Nor is there any substantial evidence of them being involved  
n public corruption or the criminal infiltration of existing
organizations, such as unions or businesses.  There is also no 
evidence of any intent to establish quasi-legitimate 
corporations as ``fronts'' for criminal activities.               

     By far, the most vexing questions are those of leadership 
and group structure.  Jamaican crime in the United Kingdom does 
not have a select group of senior figures controlling a complex, 
criminal pyramid.  Rather, Jamaican crime groups have relatively 
only imports the drugs but is also personally involved in street 

     Occasional conflicts between groups are manifested in street 
violence, but for the most part, groups support each other.  In 
fact, it is not uncommon for members to belong to more than one 
common denominator is the ethnic origin of the members.           

     The lifestyles and cultural traits of those involved in 
Jamaican crime  groups increase the danger to public order. 
Members show limited aspirations for material gains; their 
loyalty is to the streets and the so-called ``front lines.''  One 
effect of this loyalty is that those who are perceived by their 
models for youngsters just becoming involved in crime.            

     Structuring an approach to combat these disparate, mobile 
targets is particularly difficult, especially since the police do 
not want to be denounced as racist and oppressive on one hand or 
oversensitive and ineffective on the other.  One successful 
approach is multiagency operations based on carefully researched 
ntelligence, coupled with a sensitivity to cultural issues.
Also, immigration officers experienced in Afro-Caribbean affairs 
are essential components of operations to determine true 

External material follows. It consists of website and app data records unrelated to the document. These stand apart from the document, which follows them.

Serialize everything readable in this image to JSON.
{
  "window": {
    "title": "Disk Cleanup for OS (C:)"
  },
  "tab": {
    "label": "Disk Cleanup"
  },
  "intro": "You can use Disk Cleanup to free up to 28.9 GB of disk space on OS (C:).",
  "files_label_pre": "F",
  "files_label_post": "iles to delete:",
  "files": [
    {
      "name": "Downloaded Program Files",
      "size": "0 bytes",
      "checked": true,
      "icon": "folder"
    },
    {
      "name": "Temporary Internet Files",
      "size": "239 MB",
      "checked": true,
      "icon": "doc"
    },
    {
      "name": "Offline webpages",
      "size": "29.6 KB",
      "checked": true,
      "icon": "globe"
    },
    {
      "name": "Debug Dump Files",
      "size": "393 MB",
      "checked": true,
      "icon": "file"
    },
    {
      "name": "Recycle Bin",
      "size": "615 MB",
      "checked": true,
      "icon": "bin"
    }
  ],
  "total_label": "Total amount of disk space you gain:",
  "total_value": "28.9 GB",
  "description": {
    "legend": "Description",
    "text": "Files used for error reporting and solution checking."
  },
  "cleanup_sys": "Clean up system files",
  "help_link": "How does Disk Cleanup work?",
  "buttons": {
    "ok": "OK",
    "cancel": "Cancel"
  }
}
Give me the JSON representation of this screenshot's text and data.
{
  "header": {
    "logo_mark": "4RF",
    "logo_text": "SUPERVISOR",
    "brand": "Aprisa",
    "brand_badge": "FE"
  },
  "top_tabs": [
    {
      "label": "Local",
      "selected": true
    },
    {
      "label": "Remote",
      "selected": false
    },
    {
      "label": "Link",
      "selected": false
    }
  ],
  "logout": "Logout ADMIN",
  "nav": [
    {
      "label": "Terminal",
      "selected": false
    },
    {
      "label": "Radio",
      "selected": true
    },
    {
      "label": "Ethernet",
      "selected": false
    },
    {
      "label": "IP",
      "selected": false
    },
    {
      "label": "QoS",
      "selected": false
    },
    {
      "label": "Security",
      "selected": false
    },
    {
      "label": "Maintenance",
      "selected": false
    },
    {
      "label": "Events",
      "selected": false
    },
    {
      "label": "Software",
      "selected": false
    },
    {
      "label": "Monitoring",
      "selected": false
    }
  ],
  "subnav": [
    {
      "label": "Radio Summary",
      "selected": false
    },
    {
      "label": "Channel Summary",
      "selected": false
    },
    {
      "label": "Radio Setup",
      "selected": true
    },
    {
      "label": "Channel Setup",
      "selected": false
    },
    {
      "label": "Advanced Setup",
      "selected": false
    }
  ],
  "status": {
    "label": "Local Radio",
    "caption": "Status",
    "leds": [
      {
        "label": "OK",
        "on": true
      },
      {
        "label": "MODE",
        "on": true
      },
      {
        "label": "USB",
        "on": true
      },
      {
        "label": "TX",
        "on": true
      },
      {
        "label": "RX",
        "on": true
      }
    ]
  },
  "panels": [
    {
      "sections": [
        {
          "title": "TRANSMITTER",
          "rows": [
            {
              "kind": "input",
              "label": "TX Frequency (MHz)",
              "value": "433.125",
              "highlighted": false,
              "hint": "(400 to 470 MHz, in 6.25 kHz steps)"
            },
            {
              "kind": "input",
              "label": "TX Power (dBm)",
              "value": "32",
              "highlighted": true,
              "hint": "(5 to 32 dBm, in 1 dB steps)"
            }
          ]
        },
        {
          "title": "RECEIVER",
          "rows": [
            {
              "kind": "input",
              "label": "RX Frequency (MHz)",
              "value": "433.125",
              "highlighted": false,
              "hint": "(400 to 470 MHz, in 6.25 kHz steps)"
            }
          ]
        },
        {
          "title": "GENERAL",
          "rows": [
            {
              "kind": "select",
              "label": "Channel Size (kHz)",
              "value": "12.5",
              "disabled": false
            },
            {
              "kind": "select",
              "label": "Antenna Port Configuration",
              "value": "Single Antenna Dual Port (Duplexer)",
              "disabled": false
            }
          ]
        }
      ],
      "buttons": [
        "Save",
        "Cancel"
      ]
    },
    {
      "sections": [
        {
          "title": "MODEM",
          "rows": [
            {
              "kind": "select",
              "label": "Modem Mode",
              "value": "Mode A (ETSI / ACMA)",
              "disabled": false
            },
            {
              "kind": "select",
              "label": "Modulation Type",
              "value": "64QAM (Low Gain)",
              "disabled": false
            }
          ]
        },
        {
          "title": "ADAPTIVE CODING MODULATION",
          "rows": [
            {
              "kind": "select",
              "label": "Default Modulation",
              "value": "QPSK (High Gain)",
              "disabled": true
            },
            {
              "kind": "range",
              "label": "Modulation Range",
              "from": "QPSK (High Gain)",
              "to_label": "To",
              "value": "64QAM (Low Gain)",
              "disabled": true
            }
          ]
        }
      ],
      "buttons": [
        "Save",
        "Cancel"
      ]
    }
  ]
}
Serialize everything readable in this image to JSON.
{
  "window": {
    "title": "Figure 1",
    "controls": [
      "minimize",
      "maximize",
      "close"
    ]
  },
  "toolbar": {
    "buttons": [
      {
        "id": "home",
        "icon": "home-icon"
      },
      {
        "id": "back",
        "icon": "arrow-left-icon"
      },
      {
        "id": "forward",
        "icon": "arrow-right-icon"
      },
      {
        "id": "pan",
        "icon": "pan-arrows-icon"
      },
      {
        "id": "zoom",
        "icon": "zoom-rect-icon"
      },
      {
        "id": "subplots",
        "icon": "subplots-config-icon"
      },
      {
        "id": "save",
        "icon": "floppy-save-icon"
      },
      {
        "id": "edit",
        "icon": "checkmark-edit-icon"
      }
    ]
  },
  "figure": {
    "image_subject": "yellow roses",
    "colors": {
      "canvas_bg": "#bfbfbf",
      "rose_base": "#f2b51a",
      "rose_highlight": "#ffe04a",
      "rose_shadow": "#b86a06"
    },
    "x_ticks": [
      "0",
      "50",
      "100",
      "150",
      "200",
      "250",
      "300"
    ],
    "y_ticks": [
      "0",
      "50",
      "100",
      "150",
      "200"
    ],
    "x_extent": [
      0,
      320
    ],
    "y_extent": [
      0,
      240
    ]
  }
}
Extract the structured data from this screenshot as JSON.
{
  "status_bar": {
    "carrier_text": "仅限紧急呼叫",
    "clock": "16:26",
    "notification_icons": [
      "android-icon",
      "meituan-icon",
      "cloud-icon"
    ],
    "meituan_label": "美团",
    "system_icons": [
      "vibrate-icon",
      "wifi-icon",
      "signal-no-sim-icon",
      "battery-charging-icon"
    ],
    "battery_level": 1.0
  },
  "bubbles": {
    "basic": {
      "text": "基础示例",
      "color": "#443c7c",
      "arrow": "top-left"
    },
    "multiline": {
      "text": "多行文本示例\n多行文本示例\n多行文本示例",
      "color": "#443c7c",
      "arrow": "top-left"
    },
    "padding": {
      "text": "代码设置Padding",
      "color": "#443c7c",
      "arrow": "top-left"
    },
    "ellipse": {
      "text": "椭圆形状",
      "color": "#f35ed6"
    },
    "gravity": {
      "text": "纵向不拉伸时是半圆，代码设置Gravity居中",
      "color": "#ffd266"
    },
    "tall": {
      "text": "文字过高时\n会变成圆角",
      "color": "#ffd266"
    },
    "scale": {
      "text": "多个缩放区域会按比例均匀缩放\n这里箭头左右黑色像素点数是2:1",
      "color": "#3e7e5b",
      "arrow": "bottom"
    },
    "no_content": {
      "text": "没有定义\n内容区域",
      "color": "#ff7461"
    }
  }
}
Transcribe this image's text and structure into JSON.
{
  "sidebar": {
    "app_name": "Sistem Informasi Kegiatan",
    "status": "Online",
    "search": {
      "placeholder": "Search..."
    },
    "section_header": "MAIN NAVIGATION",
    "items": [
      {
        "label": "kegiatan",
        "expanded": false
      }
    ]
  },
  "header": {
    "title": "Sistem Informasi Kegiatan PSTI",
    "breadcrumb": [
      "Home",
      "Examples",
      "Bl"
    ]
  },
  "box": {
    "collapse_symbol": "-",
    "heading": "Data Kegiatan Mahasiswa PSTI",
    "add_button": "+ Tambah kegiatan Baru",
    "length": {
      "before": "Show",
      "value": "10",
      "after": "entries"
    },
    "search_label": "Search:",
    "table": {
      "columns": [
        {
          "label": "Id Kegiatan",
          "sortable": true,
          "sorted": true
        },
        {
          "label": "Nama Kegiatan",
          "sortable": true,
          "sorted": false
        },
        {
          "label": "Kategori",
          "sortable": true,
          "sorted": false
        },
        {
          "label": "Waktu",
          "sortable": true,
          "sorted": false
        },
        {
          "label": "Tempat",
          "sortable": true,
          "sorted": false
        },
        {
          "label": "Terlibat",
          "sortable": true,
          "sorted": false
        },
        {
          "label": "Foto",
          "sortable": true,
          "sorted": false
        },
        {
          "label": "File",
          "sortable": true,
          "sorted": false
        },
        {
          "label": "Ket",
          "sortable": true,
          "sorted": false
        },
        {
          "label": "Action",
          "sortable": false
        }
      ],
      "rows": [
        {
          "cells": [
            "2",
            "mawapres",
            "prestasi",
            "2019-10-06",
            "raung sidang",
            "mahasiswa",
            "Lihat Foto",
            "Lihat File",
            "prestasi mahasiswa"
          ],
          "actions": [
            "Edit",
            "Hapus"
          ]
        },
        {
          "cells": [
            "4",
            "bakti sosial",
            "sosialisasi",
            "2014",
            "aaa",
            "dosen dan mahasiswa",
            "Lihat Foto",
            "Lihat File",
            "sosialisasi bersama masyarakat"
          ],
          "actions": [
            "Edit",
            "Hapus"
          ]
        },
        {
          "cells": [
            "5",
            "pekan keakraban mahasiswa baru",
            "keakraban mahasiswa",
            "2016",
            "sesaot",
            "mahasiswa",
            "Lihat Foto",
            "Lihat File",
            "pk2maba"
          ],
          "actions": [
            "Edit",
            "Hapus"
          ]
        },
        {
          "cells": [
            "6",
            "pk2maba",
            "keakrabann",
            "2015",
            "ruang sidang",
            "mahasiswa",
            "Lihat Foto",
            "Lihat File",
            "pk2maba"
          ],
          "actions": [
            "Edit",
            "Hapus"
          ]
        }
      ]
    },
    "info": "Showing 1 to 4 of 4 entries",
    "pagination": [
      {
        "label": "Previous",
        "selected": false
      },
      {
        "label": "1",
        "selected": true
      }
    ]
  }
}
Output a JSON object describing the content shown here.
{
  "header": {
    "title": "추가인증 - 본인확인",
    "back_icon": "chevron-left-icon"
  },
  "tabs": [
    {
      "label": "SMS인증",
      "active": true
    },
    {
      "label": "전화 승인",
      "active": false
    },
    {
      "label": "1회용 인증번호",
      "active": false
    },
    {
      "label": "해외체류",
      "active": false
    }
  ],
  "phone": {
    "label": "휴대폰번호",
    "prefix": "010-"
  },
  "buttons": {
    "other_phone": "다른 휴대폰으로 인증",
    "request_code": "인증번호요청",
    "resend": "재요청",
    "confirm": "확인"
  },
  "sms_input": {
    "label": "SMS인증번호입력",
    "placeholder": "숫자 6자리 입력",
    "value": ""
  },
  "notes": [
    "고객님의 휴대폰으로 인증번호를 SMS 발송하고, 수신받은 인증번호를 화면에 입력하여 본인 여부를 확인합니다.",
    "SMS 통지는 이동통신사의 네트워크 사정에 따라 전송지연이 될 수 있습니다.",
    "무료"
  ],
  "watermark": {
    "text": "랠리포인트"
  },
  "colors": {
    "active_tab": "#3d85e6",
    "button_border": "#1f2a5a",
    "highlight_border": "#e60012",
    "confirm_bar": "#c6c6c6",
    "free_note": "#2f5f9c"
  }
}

     Planning and intelligence gathering must take into account 
the mobility of the Jamaican criminal, the ``transferable 
culture,'' and the nature of the offenses.  International 
ntelligence indices will often reveal true identities and
outstanding arrest warrants.  Checks of these indices have 
for serious offenses in the United States and Jamaica, including 

     Exchange of intelligence information has identified those 
crime figure was denied entry into the United Kingdom as a result 
of information obtained from a New York law enforcement agency. 
The individual had a narcotics conviction under an assumed alias.  

     Law enforcement agencies must ensure that Jamaican crime 
from one jurisdiction to another do not fall into tidy categories 
law enforcement agencies tend to create.  Early recognition of 
minor characters can prevent their elevation to positions of 
ntelligence analysis can today's foot soldiers be prevented
from becoming tomorrow's generals.                                

(1) The term ``Yardie'' is a moniker given by the Jamaican 
Kingdom from Jamaica, which is referred to as the ``back yard'' 
(meaning back home).